[0099] In one form, the controller is configured to estimate a temperature at a virtual point between an inner surface (i.e., first reference area) and an outer surface (a second reference area) of the heater 500 based on the temperature measurement of the heating element 502, the temperature at the primary sensing junction 512, and power delivered to the heater 500 from the controller. More particularly, the controller determines the average temperature of the heating element at the first reference area using the voltage change across the power pins 506 and 504, as described with respect to the two-wire system. The controller further determines the temperature at the second reference area based on the voltage change created by the primary sensing junction 512 and the Seebeck coefficient of the first and second lead wire 508 and 510. Using the two measurements, the power being provided, and the heater geometry, the controller may calculate a temperature at a third reference area at a desired location in the heater 500 (e.g., any location within the heater). In addition, if the geometry of the heater 500 is known, the controller can also be configured to determine a heat flux between the inner surface and the outer surface of the heater 500. The heat flux can be used to, for example, detect entry areas of cold fluid, adjust temperature set-points, and/or other suitable system controls. While the heater 500 is illustrated as a tube, the heater may be configured in other suitable shapes (e.g., a flat plate) and still be within the scope of the present disclosure.

[00100] Furthermore, in one form, before the heater 500 is energized, the heater 500 is substantially at room temperature, such that the primary sensing junction 512 is at the same or substantially the same temperature as the high TCR element wire (i.e., the heating element 502). The controller is configured to measure the temperature using the primary sensing junction 512, and further measure the resistance of the heating element 502. The controller associates the resistance of the heater 500 with the temperature measured by the primary sensing junction 512, and uses this baseline value to covert other resistances to a temperature, thereby calibrating the heater element 502. [00101] Referring to FIG. 19, a primary sensing junction can be configured in various suitable ways to improve temperature measurement along a surface. For example, in one form, a primary sensing junction 550 is formed by a first lead wire 552 and a second lead wire 554 that are made of different materials. The sensing junction 550 has a planar shape (i.e., flat) and is surrounded by a heat diffuser 556 that is a thermally conductive material (e.g., copper) to improve thermal contact with the surface and to diffuse heat coming from the heating element.

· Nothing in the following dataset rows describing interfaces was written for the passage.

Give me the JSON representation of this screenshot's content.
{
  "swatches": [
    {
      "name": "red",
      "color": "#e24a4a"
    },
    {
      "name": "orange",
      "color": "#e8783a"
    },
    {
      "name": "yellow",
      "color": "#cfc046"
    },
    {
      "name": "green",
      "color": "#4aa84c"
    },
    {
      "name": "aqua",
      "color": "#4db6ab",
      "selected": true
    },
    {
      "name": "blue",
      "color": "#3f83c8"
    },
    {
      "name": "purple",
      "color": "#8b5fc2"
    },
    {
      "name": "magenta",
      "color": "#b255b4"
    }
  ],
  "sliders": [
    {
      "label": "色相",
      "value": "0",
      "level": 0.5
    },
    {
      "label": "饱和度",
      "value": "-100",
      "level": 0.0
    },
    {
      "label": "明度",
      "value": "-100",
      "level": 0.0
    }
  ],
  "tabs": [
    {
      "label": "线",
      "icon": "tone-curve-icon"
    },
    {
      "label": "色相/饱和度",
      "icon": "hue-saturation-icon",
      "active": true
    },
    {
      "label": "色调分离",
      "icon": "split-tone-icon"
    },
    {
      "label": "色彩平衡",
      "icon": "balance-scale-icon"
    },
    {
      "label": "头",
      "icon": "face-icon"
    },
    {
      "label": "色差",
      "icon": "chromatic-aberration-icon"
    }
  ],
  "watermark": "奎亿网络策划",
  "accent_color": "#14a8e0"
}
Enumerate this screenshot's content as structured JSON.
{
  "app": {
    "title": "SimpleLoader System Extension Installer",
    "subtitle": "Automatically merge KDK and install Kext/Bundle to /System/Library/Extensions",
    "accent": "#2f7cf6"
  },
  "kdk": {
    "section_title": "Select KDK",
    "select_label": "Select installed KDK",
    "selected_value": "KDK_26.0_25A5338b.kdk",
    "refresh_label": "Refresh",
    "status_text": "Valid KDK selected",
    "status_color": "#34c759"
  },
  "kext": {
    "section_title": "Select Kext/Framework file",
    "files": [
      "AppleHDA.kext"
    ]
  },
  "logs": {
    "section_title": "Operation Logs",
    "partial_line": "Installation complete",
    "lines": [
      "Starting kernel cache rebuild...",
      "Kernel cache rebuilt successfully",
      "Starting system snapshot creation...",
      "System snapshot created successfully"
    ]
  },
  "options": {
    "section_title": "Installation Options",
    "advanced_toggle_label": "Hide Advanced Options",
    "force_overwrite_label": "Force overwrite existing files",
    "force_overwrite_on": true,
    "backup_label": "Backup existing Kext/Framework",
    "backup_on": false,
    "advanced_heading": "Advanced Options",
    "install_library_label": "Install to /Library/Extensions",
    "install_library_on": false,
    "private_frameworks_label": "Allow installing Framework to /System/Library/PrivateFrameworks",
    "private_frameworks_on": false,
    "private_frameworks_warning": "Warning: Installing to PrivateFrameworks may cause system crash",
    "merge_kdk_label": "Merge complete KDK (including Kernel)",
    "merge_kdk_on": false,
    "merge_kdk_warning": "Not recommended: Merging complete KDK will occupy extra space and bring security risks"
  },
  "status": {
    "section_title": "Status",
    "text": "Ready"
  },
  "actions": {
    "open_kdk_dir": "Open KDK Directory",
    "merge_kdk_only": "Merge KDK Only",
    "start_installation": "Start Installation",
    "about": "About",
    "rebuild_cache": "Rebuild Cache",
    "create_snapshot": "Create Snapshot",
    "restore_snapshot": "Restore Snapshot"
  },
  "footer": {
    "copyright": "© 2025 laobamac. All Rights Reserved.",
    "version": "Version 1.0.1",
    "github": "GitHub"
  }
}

[00102] The primary sensing junction of the present disclosure operates as a thermocouple to enables temperature measurements at different locations within and even, outside of the heater. Accordingly, temperature measurement is not restricted to the ends of the heating element. In addition, the heater no longer requires a discrete temperature sensor, thereby reducing the complexity of the heater.

[00103] It should be noted that the disclosure is not limited to the embodiment described and illustrated as examples. A large variety of modifications have been described and more are part of the knowledge of the person skilled in the art. These and further modifications as well as any replacement by technical equivalents may be added to the description and figures, without leaving the scope of the protection of the disclosure and of the present patent.